For children who are digital natives, technology is a ­daily part of their lives outside school and gamification combines elements such as scoring points or winning a prize with educational tasks as a means to engage pupils.

Studies have found that gamification can lead to positive changes in pupils’ behaviour and keeps them motivated – the method has been applied in UAE schools already.

Habeeb Mustafa, a digital coach at Kings School Al Barsha, said there is a shift glob­ally and locally towards fostering 21st-century skills and bringing technology into the classroom.

“Gamification is a way [to use]tried and tested techniques in a class-based context to engage the learner more. It ­enriches the learner and simulates ­pupils more than text-based questions,” Mr Mustafa said.

“The child isn’t limited to having to read a textbook and it captures their imagination learning in many different ways.

“This particularly helps children who may not respond to traditional academic methods, such as those with special needs.”

The coach said that adding time pressures and competitive scoring to tests or quizzes engages pupils more than traditional methods.

The learning games often involve maps, quizzes, singing and dancing, and teachers report that children respond well.

Games like Classcraft, which allows pupils to create a character and work with classmates to earn special powers, and Kahoot!, which lets them create multiple-choice quizzes, have become increasingly popular in schools all over the world.

Classcraft transforms the virtual learning environment into a game-based one – the syllabus is replaced by a map and pupils interact with guests on the map while they earn points, prizes and sanctions on their behaviour.

There are challenges to introducing games into the classroom, however, such as making sure the games work, firewall issues or if those in charge ­simply do not see the value in using the technology. And some people may not want to change the way they work.

“If you see the everyday life of a teacher they don’t have too much time, but they need new pedagogical thinking and that’s where games come in,” said Riku Alkio, chief executive of Seppo, an educational tool to create games.

“If you gamify the content, the pupil gets much more autonomy in learning.

“You activate pupils in an informal way and leave a place for creativity so that not everything has to be done by the rules.

“Gamification is everywhere. It’s a normal way of engaging people.”

Last week, a pupil in Dubai, Adam Al Rafey, 8, called for schools to modernise the curriculum at the Global Education Supplies and Solution conference in the emirate.

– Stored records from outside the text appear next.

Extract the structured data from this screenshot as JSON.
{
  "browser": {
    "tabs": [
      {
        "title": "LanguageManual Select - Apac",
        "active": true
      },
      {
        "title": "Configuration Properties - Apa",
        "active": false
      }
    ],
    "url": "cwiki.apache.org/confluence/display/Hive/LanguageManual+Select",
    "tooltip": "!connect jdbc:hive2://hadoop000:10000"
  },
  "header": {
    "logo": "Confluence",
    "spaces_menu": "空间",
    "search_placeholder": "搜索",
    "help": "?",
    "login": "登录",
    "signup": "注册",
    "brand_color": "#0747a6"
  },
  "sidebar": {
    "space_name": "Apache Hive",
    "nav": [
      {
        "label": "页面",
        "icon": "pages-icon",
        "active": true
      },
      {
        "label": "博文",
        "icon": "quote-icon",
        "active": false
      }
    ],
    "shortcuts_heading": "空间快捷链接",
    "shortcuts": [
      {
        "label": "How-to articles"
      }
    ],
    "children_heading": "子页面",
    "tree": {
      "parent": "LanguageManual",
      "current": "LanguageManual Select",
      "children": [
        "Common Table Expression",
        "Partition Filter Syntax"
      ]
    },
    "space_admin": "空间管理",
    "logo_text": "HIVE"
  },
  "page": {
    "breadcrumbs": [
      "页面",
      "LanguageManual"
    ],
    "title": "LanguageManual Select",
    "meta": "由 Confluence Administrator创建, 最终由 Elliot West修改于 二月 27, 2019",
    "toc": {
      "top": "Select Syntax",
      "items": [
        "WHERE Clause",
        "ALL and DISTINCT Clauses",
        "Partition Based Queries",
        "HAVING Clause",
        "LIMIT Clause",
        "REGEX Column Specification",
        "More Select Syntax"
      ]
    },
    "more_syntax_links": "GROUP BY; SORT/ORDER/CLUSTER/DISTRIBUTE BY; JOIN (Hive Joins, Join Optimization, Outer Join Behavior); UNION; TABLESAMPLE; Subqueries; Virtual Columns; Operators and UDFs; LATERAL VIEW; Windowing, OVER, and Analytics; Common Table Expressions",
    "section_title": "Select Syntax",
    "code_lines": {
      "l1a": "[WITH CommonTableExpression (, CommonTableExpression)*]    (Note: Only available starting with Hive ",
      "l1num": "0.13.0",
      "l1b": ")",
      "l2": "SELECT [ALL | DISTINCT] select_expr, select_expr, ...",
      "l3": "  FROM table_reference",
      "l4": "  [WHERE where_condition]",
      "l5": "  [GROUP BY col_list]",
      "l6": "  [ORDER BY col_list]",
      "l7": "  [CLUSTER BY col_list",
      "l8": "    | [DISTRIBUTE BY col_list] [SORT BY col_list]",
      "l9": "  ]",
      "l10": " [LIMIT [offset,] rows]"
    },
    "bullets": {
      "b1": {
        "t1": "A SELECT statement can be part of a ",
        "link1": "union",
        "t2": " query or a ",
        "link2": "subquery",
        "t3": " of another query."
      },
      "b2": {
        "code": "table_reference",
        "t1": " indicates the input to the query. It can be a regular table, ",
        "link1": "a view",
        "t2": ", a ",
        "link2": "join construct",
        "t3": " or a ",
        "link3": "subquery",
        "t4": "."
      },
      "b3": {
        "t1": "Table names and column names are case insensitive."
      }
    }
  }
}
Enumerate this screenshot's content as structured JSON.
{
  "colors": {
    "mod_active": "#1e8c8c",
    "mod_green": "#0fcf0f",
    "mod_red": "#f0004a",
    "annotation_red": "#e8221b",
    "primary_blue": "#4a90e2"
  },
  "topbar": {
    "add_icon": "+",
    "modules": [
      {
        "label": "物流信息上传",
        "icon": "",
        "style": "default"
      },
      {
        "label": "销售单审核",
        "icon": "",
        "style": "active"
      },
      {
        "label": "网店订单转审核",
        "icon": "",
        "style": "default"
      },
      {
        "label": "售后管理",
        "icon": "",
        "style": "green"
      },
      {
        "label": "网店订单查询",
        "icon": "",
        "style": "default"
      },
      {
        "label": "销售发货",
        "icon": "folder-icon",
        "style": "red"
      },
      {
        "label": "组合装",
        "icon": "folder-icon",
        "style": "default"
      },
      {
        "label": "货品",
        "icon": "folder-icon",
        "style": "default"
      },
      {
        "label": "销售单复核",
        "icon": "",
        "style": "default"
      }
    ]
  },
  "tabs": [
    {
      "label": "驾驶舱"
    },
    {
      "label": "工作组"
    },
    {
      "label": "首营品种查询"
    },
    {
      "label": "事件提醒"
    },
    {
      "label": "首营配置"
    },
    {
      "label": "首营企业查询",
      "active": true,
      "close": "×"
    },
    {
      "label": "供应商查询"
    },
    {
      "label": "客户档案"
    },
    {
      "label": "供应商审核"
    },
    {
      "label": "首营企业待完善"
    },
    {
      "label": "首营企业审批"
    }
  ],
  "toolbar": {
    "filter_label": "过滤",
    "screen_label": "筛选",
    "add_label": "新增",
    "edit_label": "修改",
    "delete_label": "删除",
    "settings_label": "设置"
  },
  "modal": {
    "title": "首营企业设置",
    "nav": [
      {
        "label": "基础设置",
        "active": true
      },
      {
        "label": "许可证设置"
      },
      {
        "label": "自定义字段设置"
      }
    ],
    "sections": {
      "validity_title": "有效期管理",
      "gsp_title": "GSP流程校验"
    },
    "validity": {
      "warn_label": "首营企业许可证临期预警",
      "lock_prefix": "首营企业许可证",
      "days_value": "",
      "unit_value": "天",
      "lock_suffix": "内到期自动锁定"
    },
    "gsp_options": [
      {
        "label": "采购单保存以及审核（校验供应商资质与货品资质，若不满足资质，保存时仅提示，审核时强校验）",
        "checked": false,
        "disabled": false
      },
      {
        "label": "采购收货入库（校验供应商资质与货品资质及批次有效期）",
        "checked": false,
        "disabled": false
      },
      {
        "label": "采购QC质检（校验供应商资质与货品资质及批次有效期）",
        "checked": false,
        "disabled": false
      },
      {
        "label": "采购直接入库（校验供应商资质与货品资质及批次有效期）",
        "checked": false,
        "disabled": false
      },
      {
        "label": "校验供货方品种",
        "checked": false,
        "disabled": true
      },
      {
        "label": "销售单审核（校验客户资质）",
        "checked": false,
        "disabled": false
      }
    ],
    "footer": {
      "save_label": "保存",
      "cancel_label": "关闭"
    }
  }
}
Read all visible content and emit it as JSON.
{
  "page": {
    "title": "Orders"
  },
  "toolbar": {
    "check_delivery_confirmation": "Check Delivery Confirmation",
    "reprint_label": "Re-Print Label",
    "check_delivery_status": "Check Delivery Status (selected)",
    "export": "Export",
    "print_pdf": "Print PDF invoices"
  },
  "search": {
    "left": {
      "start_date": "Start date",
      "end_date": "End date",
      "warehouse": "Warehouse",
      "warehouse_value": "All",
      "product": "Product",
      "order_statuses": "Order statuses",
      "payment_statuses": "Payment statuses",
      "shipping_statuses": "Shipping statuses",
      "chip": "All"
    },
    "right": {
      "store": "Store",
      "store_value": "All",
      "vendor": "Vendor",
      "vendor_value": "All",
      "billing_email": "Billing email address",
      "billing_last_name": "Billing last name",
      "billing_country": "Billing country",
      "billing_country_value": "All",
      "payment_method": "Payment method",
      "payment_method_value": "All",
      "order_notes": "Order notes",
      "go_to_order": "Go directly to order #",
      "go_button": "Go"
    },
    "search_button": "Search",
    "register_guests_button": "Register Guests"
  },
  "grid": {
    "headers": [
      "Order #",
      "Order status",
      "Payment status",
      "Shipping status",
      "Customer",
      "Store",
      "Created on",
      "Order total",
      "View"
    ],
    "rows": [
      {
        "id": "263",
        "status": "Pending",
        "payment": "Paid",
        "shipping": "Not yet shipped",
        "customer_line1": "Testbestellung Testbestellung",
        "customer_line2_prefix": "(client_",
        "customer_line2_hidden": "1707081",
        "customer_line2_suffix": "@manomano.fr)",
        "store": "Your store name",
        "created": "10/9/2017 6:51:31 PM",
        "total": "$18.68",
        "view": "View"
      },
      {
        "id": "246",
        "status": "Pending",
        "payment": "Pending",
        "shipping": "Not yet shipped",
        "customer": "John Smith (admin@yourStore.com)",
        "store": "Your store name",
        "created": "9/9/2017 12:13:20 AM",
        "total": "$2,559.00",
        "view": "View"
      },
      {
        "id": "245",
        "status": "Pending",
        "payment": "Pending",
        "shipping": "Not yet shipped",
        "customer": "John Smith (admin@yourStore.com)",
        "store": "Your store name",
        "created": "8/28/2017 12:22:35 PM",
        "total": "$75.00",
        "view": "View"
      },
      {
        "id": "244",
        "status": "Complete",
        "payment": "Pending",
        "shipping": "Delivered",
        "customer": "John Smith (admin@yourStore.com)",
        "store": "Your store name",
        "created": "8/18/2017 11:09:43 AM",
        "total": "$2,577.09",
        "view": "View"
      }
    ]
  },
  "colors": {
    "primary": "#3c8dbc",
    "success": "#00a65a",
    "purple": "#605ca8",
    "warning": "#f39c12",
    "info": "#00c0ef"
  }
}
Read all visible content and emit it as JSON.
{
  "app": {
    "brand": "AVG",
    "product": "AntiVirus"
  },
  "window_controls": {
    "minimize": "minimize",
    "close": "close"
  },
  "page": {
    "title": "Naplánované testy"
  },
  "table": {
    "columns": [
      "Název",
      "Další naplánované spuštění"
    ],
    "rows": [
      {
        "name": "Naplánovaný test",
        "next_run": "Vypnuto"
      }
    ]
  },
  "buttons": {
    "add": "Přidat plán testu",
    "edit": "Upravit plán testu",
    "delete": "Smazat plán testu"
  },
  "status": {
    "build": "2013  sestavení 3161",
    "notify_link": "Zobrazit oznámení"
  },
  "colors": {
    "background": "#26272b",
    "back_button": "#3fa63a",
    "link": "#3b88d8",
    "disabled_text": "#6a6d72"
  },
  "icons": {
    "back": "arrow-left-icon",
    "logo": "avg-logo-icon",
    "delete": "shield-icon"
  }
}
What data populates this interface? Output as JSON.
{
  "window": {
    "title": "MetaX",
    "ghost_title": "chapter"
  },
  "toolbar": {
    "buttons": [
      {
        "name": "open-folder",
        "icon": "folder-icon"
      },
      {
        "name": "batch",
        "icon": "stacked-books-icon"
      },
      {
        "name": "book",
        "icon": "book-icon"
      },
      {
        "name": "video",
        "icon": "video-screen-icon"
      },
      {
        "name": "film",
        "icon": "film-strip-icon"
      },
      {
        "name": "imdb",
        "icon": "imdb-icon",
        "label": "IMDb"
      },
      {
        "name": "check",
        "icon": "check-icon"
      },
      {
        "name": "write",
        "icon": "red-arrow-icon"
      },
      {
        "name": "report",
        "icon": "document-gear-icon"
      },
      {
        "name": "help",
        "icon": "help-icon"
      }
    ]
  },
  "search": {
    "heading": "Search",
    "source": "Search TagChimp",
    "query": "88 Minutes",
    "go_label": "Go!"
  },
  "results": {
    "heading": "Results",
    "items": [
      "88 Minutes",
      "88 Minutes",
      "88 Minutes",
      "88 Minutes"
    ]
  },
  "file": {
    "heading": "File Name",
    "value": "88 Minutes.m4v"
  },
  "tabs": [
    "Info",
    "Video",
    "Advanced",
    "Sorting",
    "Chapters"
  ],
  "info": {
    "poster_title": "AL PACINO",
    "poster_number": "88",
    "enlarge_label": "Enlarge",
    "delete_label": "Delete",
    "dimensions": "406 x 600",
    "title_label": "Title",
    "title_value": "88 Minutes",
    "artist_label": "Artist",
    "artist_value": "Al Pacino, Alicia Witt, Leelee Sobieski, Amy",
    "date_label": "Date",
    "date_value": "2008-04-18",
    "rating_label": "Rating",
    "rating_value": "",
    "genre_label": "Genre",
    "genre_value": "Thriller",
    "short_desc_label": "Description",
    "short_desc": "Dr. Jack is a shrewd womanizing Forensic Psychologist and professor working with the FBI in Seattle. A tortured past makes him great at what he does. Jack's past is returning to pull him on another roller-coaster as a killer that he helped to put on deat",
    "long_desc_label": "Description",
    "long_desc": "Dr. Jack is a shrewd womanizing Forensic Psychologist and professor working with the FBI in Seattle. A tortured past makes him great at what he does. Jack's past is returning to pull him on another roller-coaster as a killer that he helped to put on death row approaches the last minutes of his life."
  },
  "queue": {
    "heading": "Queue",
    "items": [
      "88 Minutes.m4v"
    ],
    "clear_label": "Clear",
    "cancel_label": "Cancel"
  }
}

“If homework was a game, that would be really good,” he said. “We do use educational games but there should be more to make learning more fun.”